6 20 is used here as an indicative size, actual circumstances may demand bigger or smaller groups, it is usually better to keep groups small, not more than 50 families per group.

Make sure that the size of the group remains relatively small. This allows for easier self monitoring by the beneficiaries.

Each group of 20 selects a representative, who can be a woman or a man. Having groups of the same family size means that each household should receive the same quantity. It will be easier for all to see if some households are being more or less favoured than others. It also makes life easier for the distribution staff who do not have to make a different calculation as to quantity for each household.

Divide the Camp into Zones

In the case of large populations it may be useful to divide the camp into zones (or blocks). Within each zone, groups of families of the same size are formed by the refugees. It is recommended to prepare a list (computerised) per group indicating name of HOF, card numbers and family size.

A distribution enclosure is constructed at each distribution site, see Fig 1.


Distribution day

Pre-position supplies

Sufficient commodities for the distribution are pre-positioned in the distribution enclosure the day before distribution. The quantities are based on prior calculations considering number of beneficiaries to be served and the ration agreed upon. Up to 5% extra commodities should be pre-positioned to allow for damages and short-weight.

Inform the beneficiaries

A signboard is posted, in advance, outside each distribution point advising the quantities of commodities to be received according to family size. The PA system should also announce this.

The beneficiaries assign a representative within each group who, on the day of distribution, collects the cards of all HOF within the group.

The group representative collects the commodities

The group representative goes to the counter corresponding to her family size. A checker retrieves the cards and verifies them against her list. Cards are punched and the group representative signs for receipt against her name on the list.

The commodities are handed over to the group representative who, together with some assistants from her group, carries them to the distribution area where all the HOF of the group are waiting.

Each group member receives the same quantity

The actual handing over of the commodities to the HOF takes place with the participation of all group members. The principle is that every group member (HOF) has to receive the same quantity, since all the families are of the same size. This puts the responsibility for fair distribution in the hands of the refugees themselves.

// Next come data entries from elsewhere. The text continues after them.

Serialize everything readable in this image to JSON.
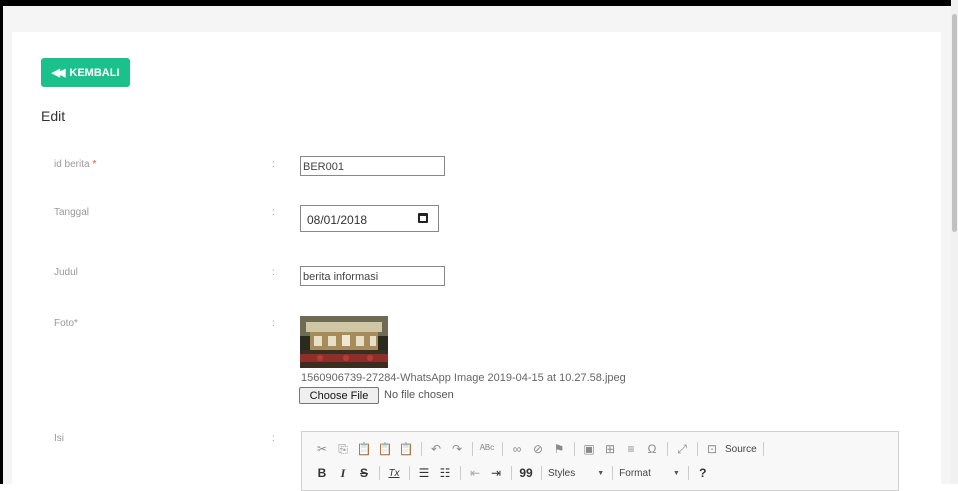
{
  "back_button": {
    "label": "KEMBALI",
    "icon": "double-chevron-left-icon"
  },
  "form_title": "Edit",
  "fields": {
    "id_berita": {
      "label": "id berita",
      "required_mark": "*",
      "value": "BER001"
    },
    "tanggal": {
      "label": "Tanggal",
      "value": "08/01/2018"
    },
    "judul": {
      "label": "Judul",
      "value": "berita informasi"
    },
    "foto": {
      "label": "Foto*",
      "filename": "1560906739-27284-WhatsApp Image 2019-04-15 at 10.27.58.jpeg",
      "choose_label": "Choose File",
      "no_file": "No file chosen"
    },
    "isi": {
      "label": "Isi"
    }
  },
  "colon": ":",
  "editor": {
    "source_label": "Source",
    "styles_label": "Styles",
    "format_label": "Format",
    "help_label": "?",
    "bold": "B",
    "italic": "I",
    "strike": "S",
    "remove_format": "Tx",
    "blockquote": "99"
  },
  "colors": {
    "accent": "#1bc18a",
    "required": "#e74c3c"
  }
}
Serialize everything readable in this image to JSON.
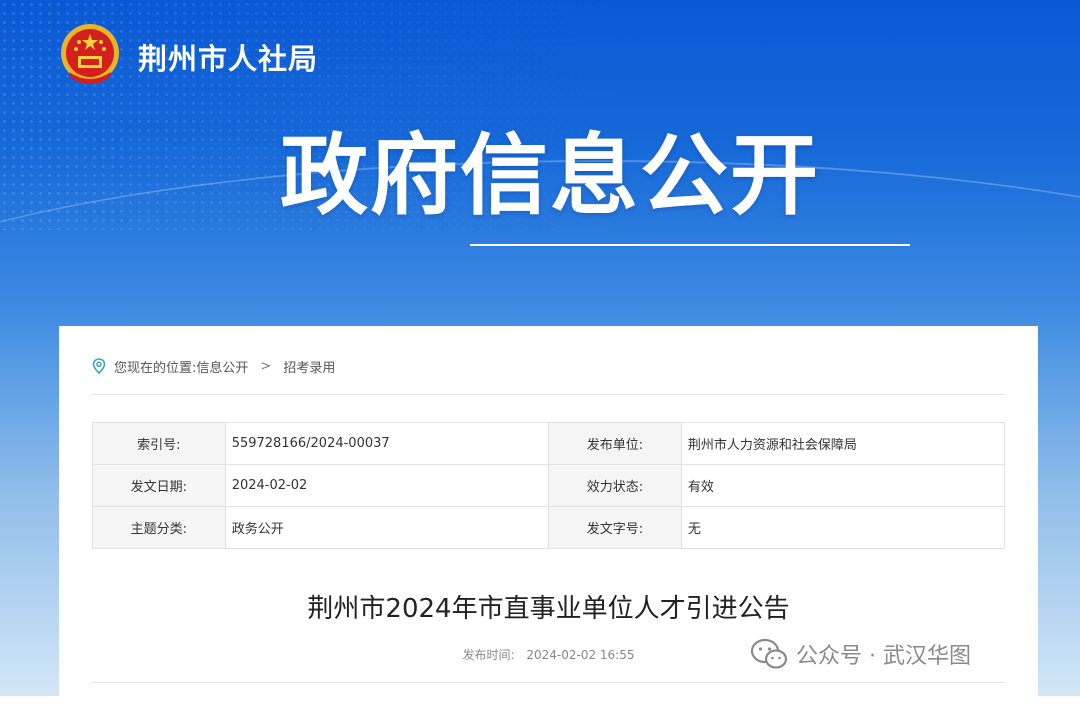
{
  "header": {
    "site_name": "荆州市人社局",
    "banner_title": "政府信息公开"
  },
  "breadcrumb": {
    "prefix": "您现在的位置:",
    "items": [
      "信息公开",
      "招考录用"
    ],
    "separator": ">"
  },
  "meta": {
    "rows": [
      {
        "k1": "索引号:",
        "v1": "559728166/2024-00037",
        "k2": "发布单位:",
        "v2": "荆州市人力资源和社会保障局"
      },
      {
        "k1": "发文日期:",
        "v1": "2024-02-02",
        "k2": "效力状态:",
        "v2": "有效"
      },
      {
        "k1": "主题分类:",
        "v1": "政务公开",
        "k2": "发文字号:",
        "v2": "无"
      }
    ]
  },
  "article": {
    "title": "荆州市2024年市直事业单位人才引进公告",
    "publish_label": "发布时间:",
    "publish_time": "2024-02-02 16:55"
  },
  "watermark": {
    "text": "公众号 · 武汉华图"
  },
  "icons": {
    "logo": "national-emblem-icon",
    "pin": "location-pin-icon",
    "wechat": "wechat-icon"
  },
  "colors": {
    "brand_blue": "#0a58d4",
    "pin_teal": "#3aa6b9"
  }
}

The division of the commodities should take place in full view of the family heads so that all can see that everyone receives the same amount.

While the distribution within the group is going on, monitoring is done by the staff of the implementing agency. This distribution system also allows for on-site food basket monitoring.


Have more distribution points for those family size groups which are most frequent (e.g. groups 3 and 4). However, distribute to one family size at a time.

Have one combined counter for family size groups that are less frequent (e.g. combine size 9 and 10)

In cases where distribution takes place over several days, designate particular group sizes for particular days, e.g. mix groups of frequent family size with groups of less frequent size: e.g. day one: family size 2 and 5, and so on.

2. Distribution to groups containing different family size

Sometimes it may be difficult to organise the families into groups of the same family size. Same family size groups do not follow normal social groupings and there may be resistance from refugees to joining with other families of the same size who are strangers to them. It may be easier to form groups of families from pre-existing structures following the administrative or social organization coming from the refugee country of origin. This can allow the refugee community to maintain security and social aggregation. People from the same place in the country of origin will know each other and be able to self-monitor the distribution and prevent ‘infiltrators’ from joining the group. Prior to complete registration, it is faster to organise than by same family size.

Experience shows, however, that distribution to groups of the same family size has more advantages in the long run.